This type of support includes everything from food, medical, housing and equipment. The civilian workforce is made up of many different types of people, including those who work in the administrative and medical fields. Civilian workers may have a degree or certification in their field of expertise or be self-taught. The US Government employs many civilians, who are referred to as Federal employees, in various positions throughout the country and overseas. A Federal employee can be a teacher, engineer, computer programmer, accountant, auditor or other similar professional. Civilian workers can earn competitive pay, excellent benefits and retirement options.

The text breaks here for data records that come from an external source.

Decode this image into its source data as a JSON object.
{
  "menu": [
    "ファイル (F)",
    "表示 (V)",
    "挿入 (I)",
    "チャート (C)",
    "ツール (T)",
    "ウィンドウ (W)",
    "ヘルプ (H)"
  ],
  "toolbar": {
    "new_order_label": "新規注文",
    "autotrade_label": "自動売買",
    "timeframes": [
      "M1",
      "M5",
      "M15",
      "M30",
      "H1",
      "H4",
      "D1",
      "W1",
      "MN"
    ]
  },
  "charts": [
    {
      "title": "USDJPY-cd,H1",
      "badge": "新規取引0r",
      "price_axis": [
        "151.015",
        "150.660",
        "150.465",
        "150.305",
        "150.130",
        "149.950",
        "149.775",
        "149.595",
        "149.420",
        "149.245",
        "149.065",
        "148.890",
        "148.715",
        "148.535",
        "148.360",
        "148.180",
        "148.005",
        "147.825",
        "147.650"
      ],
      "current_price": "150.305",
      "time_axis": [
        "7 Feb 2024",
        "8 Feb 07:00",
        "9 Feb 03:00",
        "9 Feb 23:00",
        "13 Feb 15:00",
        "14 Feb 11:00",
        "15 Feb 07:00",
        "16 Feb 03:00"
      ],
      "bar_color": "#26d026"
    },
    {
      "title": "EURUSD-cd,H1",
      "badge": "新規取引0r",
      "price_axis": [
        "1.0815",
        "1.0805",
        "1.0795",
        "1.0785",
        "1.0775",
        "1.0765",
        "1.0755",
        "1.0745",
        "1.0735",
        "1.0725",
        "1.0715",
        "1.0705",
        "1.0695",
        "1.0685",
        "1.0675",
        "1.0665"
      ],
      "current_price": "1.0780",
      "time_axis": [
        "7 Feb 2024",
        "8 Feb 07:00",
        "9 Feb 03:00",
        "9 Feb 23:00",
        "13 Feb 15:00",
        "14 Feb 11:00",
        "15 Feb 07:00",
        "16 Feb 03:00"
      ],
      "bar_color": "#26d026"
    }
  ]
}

There are many similarities between the military and civilian worlds. However, the main difference is that in the military, everyone works together as a team and there is an element of camaraderie. The sense of brotherhood or sisterhood that exists is largely due to the fact that they are essentially facing life and death situations on a daily basis with each other. This can be a very stressful environment and it is important to have a strong sense of camaraderie that will help soldiers through these situations.

In the civilian world, working conditions are not as structured and there is usually less camaraderie. In addition, most civilians are paid on a hourly basis and are not guaranteed employment for the rest of their lives. For instance, if a company goes bankrupt, the employee is not guaranteed to have a job in the future. This means that it is not uncommon for a civilian to have several jobs over the course of his or her lifetime.

Another big difference between the military and civilian worlds is the amount of control that civilian authority has over the armed forces. It is important to maintain a balance where the civilian leadership decides the objective of an action but leaves it to the armed forces to determine the best way to achieve that objective. This is necessary in order to avoid overstepping the prerogatives of the military and provoking a backlash.

In the context of international humanitarian law, it is unclear as to whether members of armed opposition groups fall within the definition of civilians or combatants. Most manuals state that civilians who directly participate in hostilities lose their protection against attack and become combatants, but do not address the issue of armed opposition groups. This creates a grey area that needs further clarification in the practice of military law.